→ What is needed: Every record below is to be restated verbatim, though its images are not.

[Data about app and page elements]
-*-
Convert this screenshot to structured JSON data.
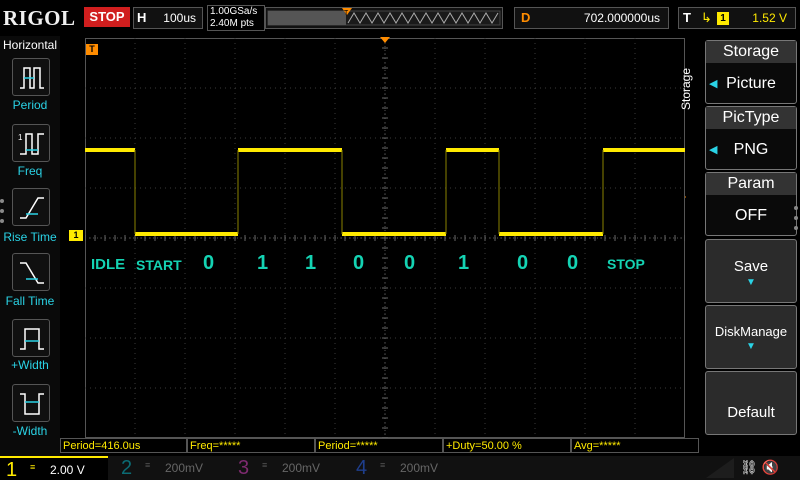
{
  "header": {
    "brand": "RIGOL",
    "run_state": "STOP",
    "horizontal": {
      "label": "H",
      "value": "100us"
    },
    "sample_rate": "1.00GSa/s",
    "memory_depth": "2.40M pts",
    "delay": {
      "label": "D",
      "value": "702.000000us"
    },
    "trigger": {
      "label": "T",
      "source": "1",
      "level": "1.52 V"
    }
  },
  "left_menu": {
    "title": "Horizontal",
    "items": [
      {
        "label": "Period"
      },
      {
        "label": "Freq"
      },
      {
        "label": "Rise Time"
      },
      {
        "label": "Fall Time"
      },
      {
        "label": "+Width"
      },
      {
        "label": "-Width"
      }
    ]
  },
  "right_menu": {
    "side_label": "Storage",
    "storage": {
      "title": "Storage",
      "value": "Picture"
    },
    "pictype": {
      "title": "PicType",
      "value": "PNG"
    },
    "param": {
      "title": "Param",
      "value": "OFF"
    },
    "save": {
      "label": "Save"
    },
    "disk": {
      "label": "DiskManage"
    },
    "default": {
      "label": "Default"
    }
  },
  "annotations": {
    "idle": "IDLE",
    "start": "START",
    "bits": [
      "0",
      "1",
      "1",
      "0",
      "0",
      "1",
      "0",
      "0"
    ],
    "stop": "STOP"
  },
  "markers": {
    "channel1": "1",
    "trigger_pos": "T"
  },
  "measurements": [
    "Period=416.0us",
    "Freq=*****",
    "Period=*****",
    "+Duty=50.00 %",
    "Avg=*****"
  ],
  "channels": [
    {
      "num": "1",
      "value": "2.00 V",
      "color": "#ffea00"
    },
    {
      "num": "2",
      "value": "200mV",
      "color": "#0b6b74"
    },
    {
      "num": "3",
      "value": "200mV",
      "color": "#7d2a6f"
    },
    {
      "num": "4",
      "value": "200mV",
      "color": "#1e3e8c"
    }
  ],
  "colors": {
    "trace": "#ffea00",
    "accent": "#2ad3e6",
    "annotation": "#14d3b3",
    "stop_bg": "#d01e1e",
    "marker": "#ff8c00"
  }
}
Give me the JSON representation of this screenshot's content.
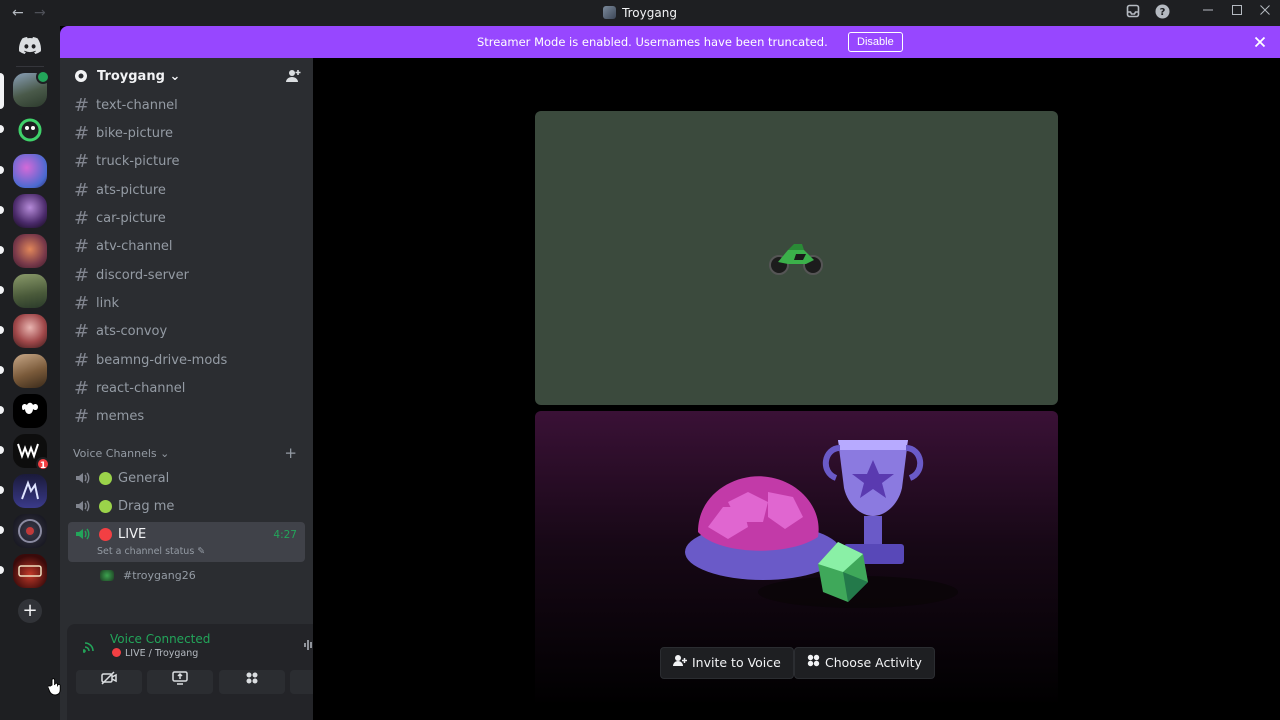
{
  "window": {
    "title": "Troygang",
    "back": "←",
    "forward": "→"
  },
  "banner": {
    "message": "Streamer Mode is enabled. Usernames have been truncated.",
    "disable_label": "Disable",
    "close": "✕"
  },
  "guild": {
    "name": "Troygang",
    "chevron": "⌄"
  },
  "text_channels": [
    {
      "name": "text-channel"
    },
    {
      "name": "bike-picture"
    },
    {
      "name": "truck-picture"
    },
    {
      "name": "ats-picture"
    },
    {
      "name": "car-picture"
    },
    {
      "name": "atv-channel"
    },
    {
      "name": "discord-server"
    },
    {
      "name": "link"
    },
    {
      "name": "ats-convoy"
    },
    {
      "name": "beamng-drive-mods"
    },
    {
      "name": "react-channel"
    },
    {
      "name": "memes"
    }
  ],
  "voice_category": {
    "label": "Voice Channels",
    "chevron": "⌄",
    "add": "+"
  },
  "voice_channels": [
    {
      "name": "General",
      "emoji_color": "#9bd34a"
    },
    {
      "name": "Drag me",
      "emoji_color": "#9bd34a"
    },
    {
      "name": "LIVE",
      "emoji_color": "#f23f43",
      "time": "4:27",
      "status": "Set a channel status ✎"
    }
  ],
  "voice_member": {
    "name": "#troygang26"
  },
  "voice_panel": {
    "connected_label": "Voice Connected",
    "channel_path": "LIVE / Troygang"
  },
  "server_badges": {
    "mention_count": "1"
  },
  "activity_buttons": {
    "invite_label": "Invite to Voice",
    "choose_label": "Choose Activity"
  },
  "colors": {
    "streamer_banner": "#9747ff",
    "voice_green": "#23a55a",
    "live_red": "#f23f43"
  }
}
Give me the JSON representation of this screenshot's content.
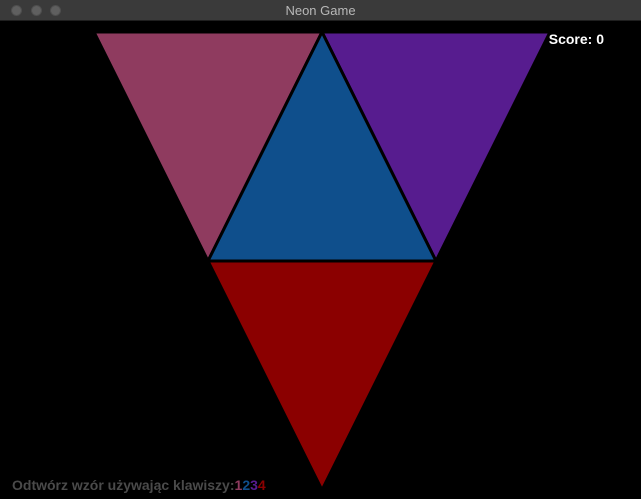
{
  "window": {
    "title": "Neon Game"
  },
  "hud": {
    "score_label": "Score:",
    "score_value": "0"
  },
  "instruction": {
    "text": "Odtwórz wzór używając klawiszy:",
    "keys": [
      {
        "label": "1",
        "color": "#8f3b5f"
      },
      {
        "label": "2",
        "color": "#0f4f8c"
      },
      {
        "label": "3",
        "color": "#571c8f"
      },
      {
        "label": "4",
        "color": "#8b0000"
      }
    ]
  },
  "tiles": [
    {
      "name": "tile-pink",
      "color": "#8f3b5f"
    },
    {
      "name": "tile-blue",
      "color": "#0f4f8c"
    },
    {
      "name": "tile-purple",
      "color": "#571c8f"
    },
    {
      "name": "tile-red",
      "color": "#8b0000"
    }
  ]
}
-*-
→ Exercise answer:
Convert this screenshot to structured JSON data.
{
  "header": {
    "brand": "RIGOL",
    "run_state": "STOP",
    "horizontal": {
      "label": "H",
      "value": "100us"
    },
    "sample_rate": "1.00GSa/s",
    "memory_depth": "2.40M pts",
    "delay": {
      "label": "D",
      "value": "702.000000us"
    },
    "trigger": {
      "label": "T",
      "source": "1",
      "level": "1.52 V"
    }
  },
  "left_menu": {
    "title": "Horizontal",
    "items": [
      {
        "label": "Period"
      },
      {
        "label": "Freq"
      },
      {
        "label": "Rise Time"
      },
      {
        "label": "Fall Time"
      },
      {
        "label": "+Width"
      },
      {
        "label": "-Width"
      }
    ]
  },
  "right_menu": {
    "side_label": "Storage",
    "storage": {
      "title": "Storage",
      "value": "Picture"
    },
    "pictype": {
      "title": "PicType",
      "value": "PNG"
    },
    "param": {
      "title": "Param",
      "value": "OFF"
    },
    "save": {
      "label": "Save"
    },
    "disk": {
      "label": "DiskManage"
    },
    "default": {
      "label": "Default"
    }
  },
  "annotations": {
    "idle": "IDLE",
    "start": "START",
    "bits": [
      "0",
      "1",
      "1",
      "0",
      "0",
      "1",
      "0",
      "0"
    ],
    "stop": "STOP"
  },
  "markers": {
    "channel1": "1",
    "trigger_pos": "T"
  },
  "measurements": [
    "Period=416.0us",
    "Freq=*****",
    "Period=*****",
    "+Duty=50.00 %",
    "Avg=*****"
  ],
  "channels": [
    {
      "num": "1",
      "value": "2.00 V",
      "color": "#ffea00"
    },
    {
      "num": "2",
      "value": "200mV",
      "color": "#0b6b74"
    },
    {
      "num": "3",
      "value": "200mV",
      "color": "#7d2a6f"
    },
    {
      "num": "4",
      "value": "200mV",
      "color": "#1e3e8c"
    }
  ],
  "colors": {
    "trace": "#ffea00",
    "accent": "#2ad3e6",
    "annotation": "#14d3b3",
    "stop_bg": "#d01e1e",
    "marker": "#ff8c00"
  }
}
Give me the JSON representation of this screenshot's content.
{
  "window": {
    "title": "Troygang",
    "back": "←",
    "forward": "→"
  },
  "banner": {
    "message": "Streamer Mode is enabled. Usernames have been truncated.",
    "disable_label": "Disable",
    "close": "✕"
  },
  "guild": {
    "name": "Troygang",
    "chevron": "⌄"
  },
  "text_channels": [
    {
      "name": "text-channel"
    },
    {
      "name": "bike-picture"
    },
    {
      "name": "truck-picture"
    },
    {
      "name": "ats-picture"
    },
    {
      "name": "car-picture"
    },
    {
      "name": "atv-channel"
    },
    {
      "name": "discord-server"
    },
    {
      "name": "link"
    },
    {
      "name": "ats-convoy"
    },
    {
      "name": "beamng-drive-mods"
    },
    {
      "name": "react-channel"
    },
    {
      "name": "memes"
    }
  ],
  "voice_category": {
    "label": "Voice Channels",
    "chevron": "⌄",
    "add": "+"
  },
  "voice_channels": [
    {
      "name": "General",
      "emoji_color": "#9bd34a"
    },
    {
      "name": "Drag me",
      "emoji_color": "#9bd34a"
    },
    {
      "name": "LIVE",
      "emoji_color": "#f23f43",
      "time": "4:27",
      "status": "Set a channel status ✎"
    }
  ],
  "voice_member": {
    "name": "#troygang26"
  },
  "voice_panel": {
    "connected_label": "Voice Connected",
    "channel_path": "LIVE / Troygang"
  },
  "server_badges": {
    "mention_count": "1"
  },
  "activity_buttons": {
    "invite_label": "Invite to Voice",
    "choose_label": "Choose Activity"
  },
  "colors": {
    "streamer_banner": "#9747ff",
    "voice_green": "#23a55a",
    "live_red": "#f23f43"
  }
}
Give me the JSON representation of this screenshot's content.
{
  "window": {
    "title": "Neon Game"
  },
  "hud": {
    "score_label": "Score:",
    "score_value": "0"
  },
  "instruction": {
    "text": "Odtwórz wzór używając klawiszy:",
    "keys": [
      {
        "label": "1",
        "color": "#8f3b5f"
      },
      {
        "label": "2",
        "color": "#0f4f8c"
      },
      {
        "label": "3",
        "color": "#571c8f"
      },
      {
        "label": "4",
        "color": "#8b0000"
      }
    ]
  },
  "tiles": [
    {
      "name": "tile-pink",
      "color": "#8f3b5f"
    },
    {
      "name": "tile-blue",
      "color": "#0f4f8c"
    },
    {
      "name": "tile-purple",
      "color": "#571c8f"
    },
    {
      "name": "tile-red",
      "color": "#8b0000"
    }
  ]
}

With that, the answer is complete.